(PROVIDED MATERIAL)
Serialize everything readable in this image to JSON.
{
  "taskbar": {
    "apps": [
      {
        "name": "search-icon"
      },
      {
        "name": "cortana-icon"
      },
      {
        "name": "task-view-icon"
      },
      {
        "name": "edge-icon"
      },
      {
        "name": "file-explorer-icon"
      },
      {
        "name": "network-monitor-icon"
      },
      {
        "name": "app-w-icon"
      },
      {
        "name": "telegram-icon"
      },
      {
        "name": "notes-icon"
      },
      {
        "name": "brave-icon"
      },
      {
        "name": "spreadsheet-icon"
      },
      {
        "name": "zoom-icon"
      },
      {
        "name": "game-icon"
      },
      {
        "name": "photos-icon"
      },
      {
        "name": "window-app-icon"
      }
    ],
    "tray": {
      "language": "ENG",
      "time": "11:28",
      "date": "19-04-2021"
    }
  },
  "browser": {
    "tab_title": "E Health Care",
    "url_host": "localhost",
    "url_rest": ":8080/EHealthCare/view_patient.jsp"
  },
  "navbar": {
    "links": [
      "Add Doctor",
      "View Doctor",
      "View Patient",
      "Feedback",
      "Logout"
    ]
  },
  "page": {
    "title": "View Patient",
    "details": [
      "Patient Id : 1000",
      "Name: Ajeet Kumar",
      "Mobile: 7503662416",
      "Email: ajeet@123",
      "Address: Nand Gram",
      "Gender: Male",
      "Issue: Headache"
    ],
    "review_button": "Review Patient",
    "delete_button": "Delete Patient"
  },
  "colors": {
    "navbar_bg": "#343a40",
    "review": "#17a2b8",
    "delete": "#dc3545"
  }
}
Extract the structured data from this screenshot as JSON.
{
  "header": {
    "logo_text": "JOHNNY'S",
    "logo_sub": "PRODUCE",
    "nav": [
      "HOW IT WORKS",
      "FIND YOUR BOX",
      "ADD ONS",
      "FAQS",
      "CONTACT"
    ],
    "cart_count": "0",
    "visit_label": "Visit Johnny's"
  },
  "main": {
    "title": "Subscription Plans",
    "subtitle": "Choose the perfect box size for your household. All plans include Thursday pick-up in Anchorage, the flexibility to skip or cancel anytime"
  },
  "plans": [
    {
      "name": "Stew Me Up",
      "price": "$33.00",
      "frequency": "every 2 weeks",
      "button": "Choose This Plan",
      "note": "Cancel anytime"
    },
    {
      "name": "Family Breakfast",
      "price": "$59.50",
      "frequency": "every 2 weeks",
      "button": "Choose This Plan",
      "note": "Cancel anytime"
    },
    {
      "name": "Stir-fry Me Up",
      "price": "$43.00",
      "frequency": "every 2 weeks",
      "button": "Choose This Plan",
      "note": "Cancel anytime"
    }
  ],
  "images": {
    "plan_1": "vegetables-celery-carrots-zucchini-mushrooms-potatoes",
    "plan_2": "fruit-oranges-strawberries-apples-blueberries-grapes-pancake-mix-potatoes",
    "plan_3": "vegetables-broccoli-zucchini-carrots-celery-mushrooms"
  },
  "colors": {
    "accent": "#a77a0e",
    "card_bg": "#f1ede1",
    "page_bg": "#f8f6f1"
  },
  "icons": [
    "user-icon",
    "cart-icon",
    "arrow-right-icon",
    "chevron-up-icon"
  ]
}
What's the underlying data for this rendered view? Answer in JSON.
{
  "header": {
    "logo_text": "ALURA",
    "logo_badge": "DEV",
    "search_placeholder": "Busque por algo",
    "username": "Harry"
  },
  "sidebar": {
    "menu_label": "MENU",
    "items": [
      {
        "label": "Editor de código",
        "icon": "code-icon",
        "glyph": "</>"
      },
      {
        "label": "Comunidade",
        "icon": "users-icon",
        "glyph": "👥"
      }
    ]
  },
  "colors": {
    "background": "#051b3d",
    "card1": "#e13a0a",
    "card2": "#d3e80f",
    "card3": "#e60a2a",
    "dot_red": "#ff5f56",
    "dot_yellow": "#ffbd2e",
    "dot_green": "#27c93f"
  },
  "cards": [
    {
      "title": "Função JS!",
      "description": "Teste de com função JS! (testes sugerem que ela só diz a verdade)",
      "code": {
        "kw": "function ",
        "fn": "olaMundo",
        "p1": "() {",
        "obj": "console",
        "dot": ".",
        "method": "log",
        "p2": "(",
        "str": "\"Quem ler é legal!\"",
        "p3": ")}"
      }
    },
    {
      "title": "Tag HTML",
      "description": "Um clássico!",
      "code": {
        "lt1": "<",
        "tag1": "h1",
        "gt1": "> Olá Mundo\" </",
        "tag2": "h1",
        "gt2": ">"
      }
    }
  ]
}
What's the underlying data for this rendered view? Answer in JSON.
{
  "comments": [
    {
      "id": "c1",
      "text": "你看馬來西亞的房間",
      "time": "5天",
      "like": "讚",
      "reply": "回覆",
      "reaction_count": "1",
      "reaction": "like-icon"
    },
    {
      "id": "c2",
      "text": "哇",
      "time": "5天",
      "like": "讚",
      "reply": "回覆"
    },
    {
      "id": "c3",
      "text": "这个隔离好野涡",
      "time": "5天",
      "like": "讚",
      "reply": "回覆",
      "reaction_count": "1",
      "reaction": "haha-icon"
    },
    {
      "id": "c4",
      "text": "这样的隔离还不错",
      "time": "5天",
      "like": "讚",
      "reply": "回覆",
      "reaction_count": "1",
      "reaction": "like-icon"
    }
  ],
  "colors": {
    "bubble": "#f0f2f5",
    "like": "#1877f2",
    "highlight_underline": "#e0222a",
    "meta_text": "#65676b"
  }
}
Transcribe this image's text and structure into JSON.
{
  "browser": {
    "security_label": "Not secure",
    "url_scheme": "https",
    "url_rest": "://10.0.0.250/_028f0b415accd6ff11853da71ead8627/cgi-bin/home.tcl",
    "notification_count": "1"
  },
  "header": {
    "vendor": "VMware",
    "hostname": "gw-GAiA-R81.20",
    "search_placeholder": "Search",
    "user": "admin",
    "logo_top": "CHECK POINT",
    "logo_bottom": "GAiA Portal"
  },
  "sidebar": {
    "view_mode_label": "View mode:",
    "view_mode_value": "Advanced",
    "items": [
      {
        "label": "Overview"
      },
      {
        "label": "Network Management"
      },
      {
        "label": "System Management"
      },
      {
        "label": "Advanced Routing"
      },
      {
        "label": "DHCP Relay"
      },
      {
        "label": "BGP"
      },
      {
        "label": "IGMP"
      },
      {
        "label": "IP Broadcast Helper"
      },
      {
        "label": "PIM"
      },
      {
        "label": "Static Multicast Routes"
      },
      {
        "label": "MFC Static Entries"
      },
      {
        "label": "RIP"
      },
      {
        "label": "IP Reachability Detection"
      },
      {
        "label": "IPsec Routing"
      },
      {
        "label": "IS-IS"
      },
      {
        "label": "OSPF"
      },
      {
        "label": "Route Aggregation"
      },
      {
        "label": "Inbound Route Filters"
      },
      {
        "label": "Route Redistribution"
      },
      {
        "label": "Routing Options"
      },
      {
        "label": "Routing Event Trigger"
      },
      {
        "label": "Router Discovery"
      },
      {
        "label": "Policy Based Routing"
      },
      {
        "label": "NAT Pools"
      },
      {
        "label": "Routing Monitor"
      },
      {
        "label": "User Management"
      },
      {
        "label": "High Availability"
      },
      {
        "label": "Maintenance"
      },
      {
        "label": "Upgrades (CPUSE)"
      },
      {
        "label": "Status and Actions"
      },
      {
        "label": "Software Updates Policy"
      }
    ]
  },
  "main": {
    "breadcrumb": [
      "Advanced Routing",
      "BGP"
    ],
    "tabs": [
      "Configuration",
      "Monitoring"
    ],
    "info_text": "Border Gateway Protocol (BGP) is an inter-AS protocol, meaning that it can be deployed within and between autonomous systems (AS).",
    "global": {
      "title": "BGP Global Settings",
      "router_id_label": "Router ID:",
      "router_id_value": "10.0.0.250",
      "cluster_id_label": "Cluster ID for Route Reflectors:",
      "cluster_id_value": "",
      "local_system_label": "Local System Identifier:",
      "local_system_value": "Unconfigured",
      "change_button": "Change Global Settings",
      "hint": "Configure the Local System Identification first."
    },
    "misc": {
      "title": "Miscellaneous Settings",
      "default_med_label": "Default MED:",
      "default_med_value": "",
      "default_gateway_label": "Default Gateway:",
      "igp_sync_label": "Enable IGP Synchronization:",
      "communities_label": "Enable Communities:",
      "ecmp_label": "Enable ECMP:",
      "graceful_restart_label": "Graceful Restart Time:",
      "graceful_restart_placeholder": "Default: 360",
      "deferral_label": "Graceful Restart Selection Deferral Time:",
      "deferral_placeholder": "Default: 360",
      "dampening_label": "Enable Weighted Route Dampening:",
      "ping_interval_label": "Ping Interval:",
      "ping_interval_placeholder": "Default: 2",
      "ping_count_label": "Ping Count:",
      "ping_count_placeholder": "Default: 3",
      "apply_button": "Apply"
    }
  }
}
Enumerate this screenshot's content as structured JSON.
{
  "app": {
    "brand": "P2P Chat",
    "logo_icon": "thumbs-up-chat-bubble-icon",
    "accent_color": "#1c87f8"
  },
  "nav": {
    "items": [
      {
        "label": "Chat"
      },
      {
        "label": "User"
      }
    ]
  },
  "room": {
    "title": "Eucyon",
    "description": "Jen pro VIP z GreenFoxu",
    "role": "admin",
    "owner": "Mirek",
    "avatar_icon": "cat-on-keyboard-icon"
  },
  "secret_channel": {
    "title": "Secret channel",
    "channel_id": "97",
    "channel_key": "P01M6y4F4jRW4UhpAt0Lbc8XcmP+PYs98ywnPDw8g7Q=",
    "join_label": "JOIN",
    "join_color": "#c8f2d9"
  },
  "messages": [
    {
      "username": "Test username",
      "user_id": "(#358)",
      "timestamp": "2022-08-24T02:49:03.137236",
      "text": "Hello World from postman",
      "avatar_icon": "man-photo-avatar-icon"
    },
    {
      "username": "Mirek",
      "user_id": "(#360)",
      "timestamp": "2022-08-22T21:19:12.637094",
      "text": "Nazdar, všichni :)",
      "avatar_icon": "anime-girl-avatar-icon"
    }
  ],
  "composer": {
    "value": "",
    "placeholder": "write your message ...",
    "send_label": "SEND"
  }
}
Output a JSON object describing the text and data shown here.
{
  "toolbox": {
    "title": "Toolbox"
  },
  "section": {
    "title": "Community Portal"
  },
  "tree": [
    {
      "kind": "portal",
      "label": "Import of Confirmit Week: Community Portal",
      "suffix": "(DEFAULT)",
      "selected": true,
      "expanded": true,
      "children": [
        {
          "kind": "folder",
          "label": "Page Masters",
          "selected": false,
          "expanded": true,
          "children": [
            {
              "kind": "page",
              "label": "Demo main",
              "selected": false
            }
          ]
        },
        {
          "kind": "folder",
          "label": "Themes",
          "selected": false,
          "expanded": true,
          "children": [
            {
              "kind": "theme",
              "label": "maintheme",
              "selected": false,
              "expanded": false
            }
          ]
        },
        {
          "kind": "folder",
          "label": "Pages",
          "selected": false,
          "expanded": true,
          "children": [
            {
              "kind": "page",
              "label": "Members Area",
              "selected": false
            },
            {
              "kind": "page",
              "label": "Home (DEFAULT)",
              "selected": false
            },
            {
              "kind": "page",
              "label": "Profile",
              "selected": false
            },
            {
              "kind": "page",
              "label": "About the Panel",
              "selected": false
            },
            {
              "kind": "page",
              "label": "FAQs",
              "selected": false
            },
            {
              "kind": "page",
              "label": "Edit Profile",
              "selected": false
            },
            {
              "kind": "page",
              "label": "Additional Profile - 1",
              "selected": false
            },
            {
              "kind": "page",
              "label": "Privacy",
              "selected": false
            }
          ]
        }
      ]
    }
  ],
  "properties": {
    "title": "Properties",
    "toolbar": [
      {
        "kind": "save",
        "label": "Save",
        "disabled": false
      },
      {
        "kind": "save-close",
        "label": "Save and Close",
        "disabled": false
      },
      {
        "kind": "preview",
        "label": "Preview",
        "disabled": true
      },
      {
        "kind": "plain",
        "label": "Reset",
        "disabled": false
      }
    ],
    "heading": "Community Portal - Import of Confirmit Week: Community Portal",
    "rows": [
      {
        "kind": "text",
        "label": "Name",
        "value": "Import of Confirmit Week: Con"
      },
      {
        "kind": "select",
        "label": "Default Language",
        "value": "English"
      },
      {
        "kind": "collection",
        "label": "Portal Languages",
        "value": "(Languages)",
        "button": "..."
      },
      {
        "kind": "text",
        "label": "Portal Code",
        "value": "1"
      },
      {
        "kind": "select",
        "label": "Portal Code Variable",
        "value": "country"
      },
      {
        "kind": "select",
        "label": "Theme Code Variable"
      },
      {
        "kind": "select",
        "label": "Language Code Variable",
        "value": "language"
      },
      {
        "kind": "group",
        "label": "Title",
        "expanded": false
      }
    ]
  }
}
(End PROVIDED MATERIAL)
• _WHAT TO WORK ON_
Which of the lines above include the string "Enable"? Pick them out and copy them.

• _OUTPUT_
      "igp_sync_label": "Enable IGP Synchronization:",
      "communities_label": "Enable Communities:",
      "ecmp_label": "Enable ECMP:",
      "dampening_label": "Enable Weighted Route Dampening:",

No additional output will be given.